Hanley Child Church, dedicated to St. Michael, is a small edifice. Mr. Thomas Tyler, clerk. Service – 11 a.m. and 3 p.m., alternately.
Orleton Chapel is in the modern style of architecture, consisting of nave, chancel, and western square tower with embattlements; the interior is neatly fitted up with enclosed seats. Mr. Robert Bruton, Clerk. Service – 3 p.m.
There is a Sunday School, established about thirty years since. Most of the children attend on week days. A cottage, with land, had been given for its support; but through neglecting a claim the annual rent for the property, the parties in possession became the legal proprietors, and the parish has lost all claim to it.
Brown Rev. Henry, B.A., Rector, Rectory
Holl Mr. William, High Wood Cottage
Annam Benjamin, farmer, The Park
Austins James, farmer, Ockerell Farm
Bach William, farmer
Dorrell Thomas, farmer, Fulhams
Eckley Vincent, farmer, Boat House
Element George, shopkeeper and cider retailer
Hemming John, bee retailer and shopkeeper
Holder William, farmer, Hill Wood
Meredith Joseph, farmer, Puddleford
Porter William, wheelwright, carpenter, and Parish Clerk
Powell William, farm bailiff to William Barnbrook, Esq., Nackershole Farm
Preece James, blacksmith and shopkeeper
Price Thomas, farmer, Court House
Pritchard Arthur, farmer, Black House
Weaver John Downes, farmer, Lower House
Worrall William, farmer, The Spout
Morris Rev. Thomas, M.A., Curate
Newport Rev. Thos. Henry, Hanley Court
Bowkett Richard, farmer, Church Farm
Bowkett William, farmer, Broomey Field
Brooke Mary, farmer, Fair House
Oseland Mary, farmer, New House
Oseland John, farmer, New House
Oseland John, farmer, New House
Oseland Thomas, farmer, miller, and Relieving Officer for the Bockleton District of the Tenbury Union, Hanley William Mill
Thomas George, victualler, Fox Inn
Wainwright James, shopkeeper, and Registrar of Births and Deaths for the Bockleton District
Clarke James, farmer, Parsonage
Clifton Edward, shopkeeper
Cooke Thomas, farmer, Woodstock Bower
Cook Thomas, farmer, Upper and Lower Villa
Cooper Solomon, farmer, The Hill

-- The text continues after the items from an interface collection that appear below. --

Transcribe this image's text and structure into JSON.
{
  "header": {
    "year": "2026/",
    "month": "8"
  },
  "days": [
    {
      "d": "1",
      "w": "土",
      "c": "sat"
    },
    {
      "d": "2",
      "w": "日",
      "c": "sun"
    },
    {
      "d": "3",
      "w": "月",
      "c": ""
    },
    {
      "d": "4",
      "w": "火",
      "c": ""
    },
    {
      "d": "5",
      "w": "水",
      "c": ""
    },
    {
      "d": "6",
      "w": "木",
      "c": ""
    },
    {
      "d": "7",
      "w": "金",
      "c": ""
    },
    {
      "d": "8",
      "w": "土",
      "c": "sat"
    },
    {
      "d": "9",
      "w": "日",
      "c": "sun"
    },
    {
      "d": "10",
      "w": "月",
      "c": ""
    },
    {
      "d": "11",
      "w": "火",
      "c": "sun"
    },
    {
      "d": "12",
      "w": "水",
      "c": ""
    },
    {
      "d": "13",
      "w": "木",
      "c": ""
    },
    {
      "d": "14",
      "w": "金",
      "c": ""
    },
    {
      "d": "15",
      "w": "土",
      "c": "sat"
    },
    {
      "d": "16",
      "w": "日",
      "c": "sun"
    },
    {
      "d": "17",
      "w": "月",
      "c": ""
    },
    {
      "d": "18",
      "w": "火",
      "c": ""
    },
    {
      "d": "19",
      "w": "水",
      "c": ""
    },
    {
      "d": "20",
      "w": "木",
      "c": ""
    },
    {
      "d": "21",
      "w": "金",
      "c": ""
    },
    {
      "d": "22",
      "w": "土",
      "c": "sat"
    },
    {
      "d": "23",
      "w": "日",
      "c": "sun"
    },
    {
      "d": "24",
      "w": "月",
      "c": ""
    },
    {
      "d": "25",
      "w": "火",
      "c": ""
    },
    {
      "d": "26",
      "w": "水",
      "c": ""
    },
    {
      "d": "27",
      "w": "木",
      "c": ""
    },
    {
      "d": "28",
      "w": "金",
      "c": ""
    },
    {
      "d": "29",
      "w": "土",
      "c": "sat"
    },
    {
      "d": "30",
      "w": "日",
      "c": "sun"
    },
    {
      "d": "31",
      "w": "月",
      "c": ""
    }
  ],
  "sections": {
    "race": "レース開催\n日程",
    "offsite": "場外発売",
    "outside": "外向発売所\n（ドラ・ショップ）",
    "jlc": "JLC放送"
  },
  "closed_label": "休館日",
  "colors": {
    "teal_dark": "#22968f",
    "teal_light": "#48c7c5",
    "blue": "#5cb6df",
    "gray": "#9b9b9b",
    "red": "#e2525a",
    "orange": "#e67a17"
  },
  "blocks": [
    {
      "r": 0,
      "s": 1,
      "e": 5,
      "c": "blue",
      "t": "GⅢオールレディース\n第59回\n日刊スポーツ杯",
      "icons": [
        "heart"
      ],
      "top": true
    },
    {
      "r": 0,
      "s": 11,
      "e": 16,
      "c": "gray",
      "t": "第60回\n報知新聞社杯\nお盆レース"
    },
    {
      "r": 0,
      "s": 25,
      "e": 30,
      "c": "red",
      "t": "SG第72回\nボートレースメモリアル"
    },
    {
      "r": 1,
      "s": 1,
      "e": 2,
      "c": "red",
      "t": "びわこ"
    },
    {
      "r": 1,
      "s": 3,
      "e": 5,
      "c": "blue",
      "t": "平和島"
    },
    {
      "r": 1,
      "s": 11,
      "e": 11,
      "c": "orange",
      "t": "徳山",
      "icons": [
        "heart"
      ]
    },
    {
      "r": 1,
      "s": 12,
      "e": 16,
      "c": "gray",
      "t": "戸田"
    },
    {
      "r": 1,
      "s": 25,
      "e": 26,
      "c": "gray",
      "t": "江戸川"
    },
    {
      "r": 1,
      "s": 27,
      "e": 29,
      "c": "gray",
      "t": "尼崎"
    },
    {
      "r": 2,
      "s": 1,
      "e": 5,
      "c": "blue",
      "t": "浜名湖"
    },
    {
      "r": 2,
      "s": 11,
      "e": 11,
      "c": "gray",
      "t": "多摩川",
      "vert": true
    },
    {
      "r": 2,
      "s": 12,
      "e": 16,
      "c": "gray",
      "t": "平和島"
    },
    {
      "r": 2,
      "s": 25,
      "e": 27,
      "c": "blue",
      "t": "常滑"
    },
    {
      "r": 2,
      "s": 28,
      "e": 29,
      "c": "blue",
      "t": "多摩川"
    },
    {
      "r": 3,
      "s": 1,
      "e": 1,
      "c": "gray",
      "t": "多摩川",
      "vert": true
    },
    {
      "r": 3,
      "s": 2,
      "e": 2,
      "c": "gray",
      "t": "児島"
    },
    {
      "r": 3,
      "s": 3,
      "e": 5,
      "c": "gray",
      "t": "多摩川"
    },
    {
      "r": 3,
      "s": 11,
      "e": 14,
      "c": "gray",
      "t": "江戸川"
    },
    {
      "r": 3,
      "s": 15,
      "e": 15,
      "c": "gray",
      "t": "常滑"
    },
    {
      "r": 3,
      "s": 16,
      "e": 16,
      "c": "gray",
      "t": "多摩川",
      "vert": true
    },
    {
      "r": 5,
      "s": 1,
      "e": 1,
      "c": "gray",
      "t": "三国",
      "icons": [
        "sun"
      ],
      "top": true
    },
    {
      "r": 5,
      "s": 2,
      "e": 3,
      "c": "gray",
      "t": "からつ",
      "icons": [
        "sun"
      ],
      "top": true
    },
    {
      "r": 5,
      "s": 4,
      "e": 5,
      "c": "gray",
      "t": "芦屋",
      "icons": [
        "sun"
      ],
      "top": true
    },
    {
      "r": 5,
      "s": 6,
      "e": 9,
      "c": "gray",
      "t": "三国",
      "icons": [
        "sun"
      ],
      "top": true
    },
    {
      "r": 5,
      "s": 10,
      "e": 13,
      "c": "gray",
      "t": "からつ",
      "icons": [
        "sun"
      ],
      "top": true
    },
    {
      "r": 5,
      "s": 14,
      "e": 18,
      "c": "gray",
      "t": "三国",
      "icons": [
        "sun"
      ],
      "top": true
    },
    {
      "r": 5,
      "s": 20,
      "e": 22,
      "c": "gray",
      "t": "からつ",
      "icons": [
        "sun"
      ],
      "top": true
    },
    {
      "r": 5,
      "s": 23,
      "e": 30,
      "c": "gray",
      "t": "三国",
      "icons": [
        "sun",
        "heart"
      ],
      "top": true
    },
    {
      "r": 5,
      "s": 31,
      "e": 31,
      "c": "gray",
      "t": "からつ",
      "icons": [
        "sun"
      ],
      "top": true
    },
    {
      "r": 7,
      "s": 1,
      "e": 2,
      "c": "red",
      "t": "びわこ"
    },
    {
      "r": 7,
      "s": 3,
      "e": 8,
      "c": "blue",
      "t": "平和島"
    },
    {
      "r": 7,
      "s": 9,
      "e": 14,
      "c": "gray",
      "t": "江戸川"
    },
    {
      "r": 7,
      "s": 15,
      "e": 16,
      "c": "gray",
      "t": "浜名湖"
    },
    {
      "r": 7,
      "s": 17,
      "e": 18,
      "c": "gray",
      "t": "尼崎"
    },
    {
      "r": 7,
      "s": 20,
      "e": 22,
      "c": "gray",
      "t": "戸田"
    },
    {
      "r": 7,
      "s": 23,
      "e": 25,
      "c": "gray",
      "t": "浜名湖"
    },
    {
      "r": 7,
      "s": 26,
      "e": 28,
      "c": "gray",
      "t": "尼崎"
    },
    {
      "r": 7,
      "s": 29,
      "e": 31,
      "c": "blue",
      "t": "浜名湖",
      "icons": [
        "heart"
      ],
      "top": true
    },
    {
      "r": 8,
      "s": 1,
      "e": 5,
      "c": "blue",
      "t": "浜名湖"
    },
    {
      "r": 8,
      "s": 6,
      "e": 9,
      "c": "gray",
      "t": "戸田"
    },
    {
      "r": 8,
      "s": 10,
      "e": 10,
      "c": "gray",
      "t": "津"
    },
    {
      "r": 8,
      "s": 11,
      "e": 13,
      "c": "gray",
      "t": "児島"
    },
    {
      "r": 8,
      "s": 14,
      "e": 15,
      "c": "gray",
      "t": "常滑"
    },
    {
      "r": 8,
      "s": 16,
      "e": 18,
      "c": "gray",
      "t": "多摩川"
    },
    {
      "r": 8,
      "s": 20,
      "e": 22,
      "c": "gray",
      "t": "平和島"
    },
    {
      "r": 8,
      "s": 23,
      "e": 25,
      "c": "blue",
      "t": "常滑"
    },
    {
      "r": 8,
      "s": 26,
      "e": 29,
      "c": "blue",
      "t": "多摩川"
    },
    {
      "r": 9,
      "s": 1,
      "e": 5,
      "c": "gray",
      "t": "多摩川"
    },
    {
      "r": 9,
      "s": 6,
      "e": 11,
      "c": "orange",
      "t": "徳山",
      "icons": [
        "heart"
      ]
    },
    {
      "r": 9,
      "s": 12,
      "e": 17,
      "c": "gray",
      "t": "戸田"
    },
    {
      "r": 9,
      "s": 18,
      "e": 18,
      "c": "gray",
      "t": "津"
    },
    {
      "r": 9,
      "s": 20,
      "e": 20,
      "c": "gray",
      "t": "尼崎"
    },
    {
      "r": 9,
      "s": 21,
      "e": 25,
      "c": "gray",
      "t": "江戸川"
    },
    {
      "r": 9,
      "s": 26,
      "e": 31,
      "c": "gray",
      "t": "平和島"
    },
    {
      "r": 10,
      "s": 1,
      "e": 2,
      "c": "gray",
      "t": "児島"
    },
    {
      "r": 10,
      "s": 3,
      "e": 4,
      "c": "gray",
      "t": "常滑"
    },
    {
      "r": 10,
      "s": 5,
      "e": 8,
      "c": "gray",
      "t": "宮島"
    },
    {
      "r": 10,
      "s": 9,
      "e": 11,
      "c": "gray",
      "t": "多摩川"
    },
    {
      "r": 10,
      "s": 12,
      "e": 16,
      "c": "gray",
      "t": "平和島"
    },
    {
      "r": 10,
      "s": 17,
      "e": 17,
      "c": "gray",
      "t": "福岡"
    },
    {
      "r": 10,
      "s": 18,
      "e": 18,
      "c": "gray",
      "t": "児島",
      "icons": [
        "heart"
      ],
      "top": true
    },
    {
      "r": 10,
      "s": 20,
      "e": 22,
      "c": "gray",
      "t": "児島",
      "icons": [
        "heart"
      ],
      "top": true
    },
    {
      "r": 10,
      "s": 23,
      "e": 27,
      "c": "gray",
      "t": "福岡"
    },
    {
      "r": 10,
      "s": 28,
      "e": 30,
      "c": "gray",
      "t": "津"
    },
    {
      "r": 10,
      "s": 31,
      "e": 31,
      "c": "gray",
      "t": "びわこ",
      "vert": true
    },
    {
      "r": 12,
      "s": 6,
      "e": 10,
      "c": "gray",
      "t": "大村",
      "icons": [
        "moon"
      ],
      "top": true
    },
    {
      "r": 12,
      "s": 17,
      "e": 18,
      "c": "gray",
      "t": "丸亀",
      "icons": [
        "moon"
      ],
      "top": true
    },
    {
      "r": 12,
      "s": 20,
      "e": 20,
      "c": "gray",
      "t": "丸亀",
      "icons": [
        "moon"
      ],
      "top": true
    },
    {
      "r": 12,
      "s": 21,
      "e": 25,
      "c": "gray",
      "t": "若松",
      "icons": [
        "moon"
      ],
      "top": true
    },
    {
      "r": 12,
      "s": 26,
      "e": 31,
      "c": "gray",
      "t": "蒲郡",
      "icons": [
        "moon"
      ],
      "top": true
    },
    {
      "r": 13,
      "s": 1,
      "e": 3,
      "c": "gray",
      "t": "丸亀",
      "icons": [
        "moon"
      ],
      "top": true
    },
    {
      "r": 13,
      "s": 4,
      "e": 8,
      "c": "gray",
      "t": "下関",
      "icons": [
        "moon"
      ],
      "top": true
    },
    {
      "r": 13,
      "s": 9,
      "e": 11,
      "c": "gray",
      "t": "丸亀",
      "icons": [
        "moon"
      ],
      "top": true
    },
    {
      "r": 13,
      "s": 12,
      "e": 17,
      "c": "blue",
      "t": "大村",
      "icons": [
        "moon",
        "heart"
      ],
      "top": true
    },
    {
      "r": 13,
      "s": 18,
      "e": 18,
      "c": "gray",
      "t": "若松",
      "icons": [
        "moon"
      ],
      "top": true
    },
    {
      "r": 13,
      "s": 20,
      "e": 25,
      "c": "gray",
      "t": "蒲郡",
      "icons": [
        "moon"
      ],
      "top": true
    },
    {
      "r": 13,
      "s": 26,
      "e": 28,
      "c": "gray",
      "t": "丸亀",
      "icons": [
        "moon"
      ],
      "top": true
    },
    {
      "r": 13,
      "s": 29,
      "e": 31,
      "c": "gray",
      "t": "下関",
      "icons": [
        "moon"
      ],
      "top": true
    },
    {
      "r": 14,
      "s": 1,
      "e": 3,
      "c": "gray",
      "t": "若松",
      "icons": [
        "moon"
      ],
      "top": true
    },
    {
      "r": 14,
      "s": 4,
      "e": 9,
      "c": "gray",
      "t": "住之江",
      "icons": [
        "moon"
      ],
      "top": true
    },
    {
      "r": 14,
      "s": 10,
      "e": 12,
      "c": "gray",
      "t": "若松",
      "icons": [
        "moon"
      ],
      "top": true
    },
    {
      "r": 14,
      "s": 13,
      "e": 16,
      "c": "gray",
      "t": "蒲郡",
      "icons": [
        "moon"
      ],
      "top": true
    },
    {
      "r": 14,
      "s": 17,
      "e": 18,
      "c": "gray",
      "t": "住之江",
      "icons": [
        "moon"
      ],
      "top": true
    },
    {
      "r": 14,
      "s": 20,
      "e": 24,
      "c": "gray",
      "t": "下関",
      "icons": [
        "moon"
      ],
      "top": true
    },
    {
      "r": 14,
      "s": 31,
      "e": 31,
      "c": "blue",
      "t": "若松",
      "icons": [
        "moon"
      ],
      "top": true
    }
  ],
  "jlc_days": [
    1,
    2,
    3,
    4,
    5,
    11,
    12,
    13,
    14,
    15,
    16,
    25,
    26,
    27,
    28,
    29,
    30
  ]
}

Cullingworth William, farmer, Chaplin Valley
Drew John, farmer, Court House
Graves James, victualler, The Bell
Harris James, shopkeeper and carpenter
Haywood John, blacksmith
Sanders John, shopkeeper
Spilsbury John, farmer, Chaffridge; also of New Grove
Spilsbury William, farmer, Town House
Stratton Matthias, Police Officer, County Police Station
Taylor John, tailor
Young Edward, wheelwright and carpenter
Bruton Robert, wheelwright, carpenter, and Parish Clerk
Davies Samuel, cooper
Davis Thomas Henry, farmer, auctioneer, and land agent, Middle House
Moore James, farmer, Loxton Farm
Morris George, farmer
Morris James, farmer, Upper House
Strafford William, farmer, Orleton court
Carrier – To Kidderminster, Graves (omnibus), Bell, Hanley Child, Thur., 5 a.m.; to Worcester, Sat., 7 a.m.
Source: Billings Directory of Worcestershire 1855
Bullock James, farmer
Bray Robert, farmer
Eaton James, shoemaker
Hyde John, farmer
Jones William, farmer
Lokier Richard, farmer
Morris Samuel, farmer
Powell John, shopkeeper
Sanders John, farmer
Spilsbury William, farmer
Spilsbury John, farmer
Wastell John, farmer
Weaver William, farmer
Webb John, farmer
Source: S Lewis Worcestershire General and Commercial Directory for 1820.